__TASK OBJECTIVE__
How many lines in the entries below contain "screenshot"? Answer with the number only.

__INPUT RECORDS__
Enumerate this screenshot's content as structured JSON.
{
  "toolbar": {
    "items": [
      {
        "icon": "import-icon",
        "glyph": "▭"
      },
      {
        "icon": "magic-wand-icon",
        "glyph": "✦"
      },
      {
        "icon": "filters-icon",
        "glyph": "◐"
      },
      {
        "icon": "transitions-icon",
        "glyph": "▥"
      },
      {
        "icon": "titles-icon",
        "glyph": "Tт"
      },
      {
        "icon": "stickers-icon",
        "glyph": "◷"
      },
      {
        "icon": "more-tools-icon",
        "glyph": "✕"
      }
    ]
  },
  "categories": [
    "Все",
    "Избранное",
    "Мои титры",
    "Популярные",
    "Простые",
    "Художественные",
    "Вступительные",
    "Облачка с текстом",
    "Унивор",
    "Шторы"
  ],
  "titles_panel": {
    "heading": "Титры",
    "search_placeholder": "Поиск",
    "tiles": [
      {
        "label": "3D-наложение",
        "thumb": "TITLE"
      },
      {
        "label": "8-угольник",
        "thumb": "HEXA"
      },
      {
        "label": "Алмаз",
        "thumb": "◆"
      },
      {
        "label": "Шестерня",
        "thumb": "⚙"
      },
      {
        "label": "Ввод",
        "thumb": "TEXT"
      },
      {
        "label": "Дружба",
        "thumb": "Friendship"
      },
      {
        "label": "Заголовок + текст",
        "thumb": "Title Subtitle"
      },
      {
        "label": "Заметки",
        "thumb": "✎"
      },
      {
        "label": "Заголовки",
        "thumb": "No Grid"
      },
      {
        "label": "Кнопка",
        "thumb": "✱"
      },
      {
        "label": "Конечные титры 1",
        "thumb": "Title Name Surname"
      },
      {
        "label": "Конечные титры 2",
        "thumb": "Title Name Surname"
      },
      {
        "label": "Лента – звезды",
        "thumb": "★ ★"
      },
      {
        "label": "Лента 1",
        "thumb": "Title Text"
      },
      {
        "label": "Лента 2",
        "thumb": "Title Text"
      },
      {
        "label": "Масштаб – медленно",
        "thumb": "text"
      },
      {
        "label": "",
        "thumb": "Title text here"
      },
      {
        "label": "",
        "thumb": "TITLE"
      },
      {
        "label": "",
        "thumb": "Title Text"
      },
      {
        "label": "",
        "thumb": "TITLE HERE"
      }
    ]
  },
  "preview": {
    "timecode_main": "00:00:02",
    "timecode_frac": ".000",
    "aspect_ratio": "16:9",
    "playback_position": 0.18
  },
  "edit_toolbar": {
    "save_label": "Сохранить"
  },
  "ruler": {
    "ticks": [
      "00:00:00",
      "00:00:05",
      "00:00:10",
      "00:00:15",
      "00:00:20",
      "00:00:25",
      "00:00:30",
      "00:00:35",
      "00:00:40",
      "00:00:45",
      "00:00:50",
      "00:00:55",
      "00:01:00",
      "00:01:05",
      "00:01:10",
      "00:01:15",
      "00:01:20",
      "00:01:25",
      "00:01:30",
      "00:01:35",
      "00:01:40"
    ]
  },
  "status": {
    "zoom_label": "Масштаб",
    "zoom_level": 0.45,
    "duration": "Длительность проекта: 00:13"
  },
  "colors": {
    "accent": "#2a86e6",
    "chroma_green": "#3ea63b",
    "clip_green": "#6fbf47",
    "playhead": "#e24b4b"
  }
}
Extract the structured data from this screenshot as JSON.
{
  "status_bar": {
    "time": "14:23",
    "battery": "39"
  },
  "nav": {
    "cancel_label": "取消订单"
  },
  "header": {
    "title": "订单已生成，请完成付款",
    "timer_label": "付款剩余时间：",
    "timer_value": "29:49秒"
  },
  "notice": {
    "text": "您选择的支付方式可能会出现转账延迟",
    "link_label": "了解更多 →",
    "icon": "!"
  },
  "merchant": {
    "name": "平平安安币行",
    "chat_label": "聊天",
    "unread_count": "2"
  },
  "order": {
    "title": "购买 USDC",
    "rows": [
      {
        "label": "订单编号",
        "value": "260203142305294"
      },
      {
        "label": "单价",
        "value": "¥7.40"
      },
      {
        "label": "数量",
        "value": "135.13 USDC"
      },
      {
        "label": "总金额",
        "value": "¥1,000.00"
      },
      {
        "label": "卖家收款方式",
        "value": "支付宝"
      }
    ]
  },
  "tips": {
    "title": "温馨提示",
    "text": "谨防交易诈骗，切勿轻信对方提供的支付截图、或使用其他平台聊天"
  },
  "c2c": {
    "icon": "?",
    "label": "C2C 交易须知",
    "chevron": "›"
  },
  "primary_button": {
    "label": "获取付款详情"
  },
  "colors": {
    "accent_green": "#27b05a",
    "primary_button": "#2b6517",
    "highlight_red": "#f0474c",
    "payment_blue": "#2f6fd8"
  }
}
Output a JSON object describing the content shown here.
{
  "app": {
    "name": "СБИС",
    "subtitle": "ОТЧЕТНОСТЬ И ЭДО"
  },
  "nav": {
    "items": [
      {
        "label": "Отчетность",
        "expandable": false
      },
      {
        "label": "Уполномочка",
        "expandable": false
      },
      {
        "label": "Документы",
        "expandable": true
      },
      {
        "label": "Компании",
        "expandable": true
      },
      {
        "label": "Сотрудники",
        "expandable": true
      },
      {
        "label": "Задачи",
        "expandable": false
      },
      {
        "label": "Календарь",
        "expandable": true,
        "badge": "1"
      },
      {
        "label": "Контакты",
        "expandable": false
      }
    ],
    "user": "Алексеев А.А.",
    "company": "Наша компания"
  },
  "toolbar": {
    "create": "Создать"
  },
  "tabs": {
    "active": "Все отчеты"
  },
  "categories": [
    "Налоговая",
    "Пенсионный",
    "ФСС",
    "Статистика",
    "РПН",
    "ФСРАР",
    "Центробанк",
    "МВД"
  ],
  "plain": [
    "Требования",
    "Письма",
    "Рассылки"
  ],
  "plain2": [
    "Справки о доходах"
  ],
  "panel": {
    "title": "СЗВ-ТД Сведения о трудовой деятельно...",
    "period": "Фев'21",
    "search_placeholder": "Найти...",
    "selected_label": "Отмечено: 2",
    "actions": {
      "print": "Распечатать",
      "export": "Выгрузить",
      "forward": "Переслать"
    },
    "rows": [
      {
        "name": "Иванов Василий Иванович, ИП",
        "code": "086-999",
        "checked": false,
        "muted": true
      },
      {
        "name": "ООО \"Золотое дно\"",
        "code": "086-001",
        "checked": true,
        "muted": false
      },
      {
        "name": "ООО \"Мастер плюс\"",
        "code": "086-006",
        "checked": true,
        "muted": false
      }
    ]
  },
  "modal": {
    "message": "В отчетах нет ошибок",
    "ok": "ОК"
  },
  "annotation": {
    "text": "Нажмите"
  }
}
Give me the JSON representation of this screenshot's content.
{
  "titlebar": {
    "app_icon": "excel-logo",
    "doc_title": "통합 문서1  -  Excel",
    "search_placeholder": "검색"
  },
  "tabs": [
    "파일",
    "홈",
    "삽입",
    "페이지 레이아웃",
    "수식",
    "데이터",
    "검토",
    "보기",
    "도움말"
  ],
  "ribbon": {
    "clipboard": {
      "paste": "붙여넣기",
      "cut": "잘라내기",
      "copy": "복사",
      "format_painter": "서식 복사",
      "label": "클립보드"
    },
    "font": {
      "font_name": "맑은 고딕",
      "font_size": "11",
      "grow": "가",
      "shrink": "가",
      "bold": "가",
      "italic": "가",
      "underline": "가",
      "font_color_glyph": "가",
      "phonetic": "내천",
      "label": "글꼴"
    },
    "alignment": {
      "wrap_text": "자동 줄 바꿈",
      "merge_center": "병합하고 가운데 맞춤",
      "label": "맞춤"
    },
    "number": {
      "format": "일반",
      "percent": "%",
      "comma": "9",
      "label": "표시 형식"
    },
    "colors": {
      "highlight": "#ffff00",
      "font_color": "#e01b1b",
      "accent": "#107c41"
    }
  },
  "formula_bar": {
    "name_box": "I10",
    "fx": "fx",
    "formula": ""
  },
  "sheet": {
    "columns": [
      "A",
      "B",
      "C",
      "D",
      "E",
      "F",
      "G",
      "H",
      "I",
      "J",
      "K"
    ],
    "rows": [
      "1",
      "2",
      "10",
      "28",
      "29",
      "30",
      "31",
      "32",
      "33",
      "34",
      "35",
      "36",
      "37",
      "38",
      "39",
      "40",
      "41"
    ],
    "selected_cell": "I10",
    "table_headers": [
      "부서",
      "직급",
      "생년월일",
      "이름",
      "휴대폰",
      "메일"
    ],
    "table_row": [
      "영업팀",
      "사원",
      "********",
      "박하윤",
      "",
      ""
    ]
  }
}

__THE COMPLETED TASK__
3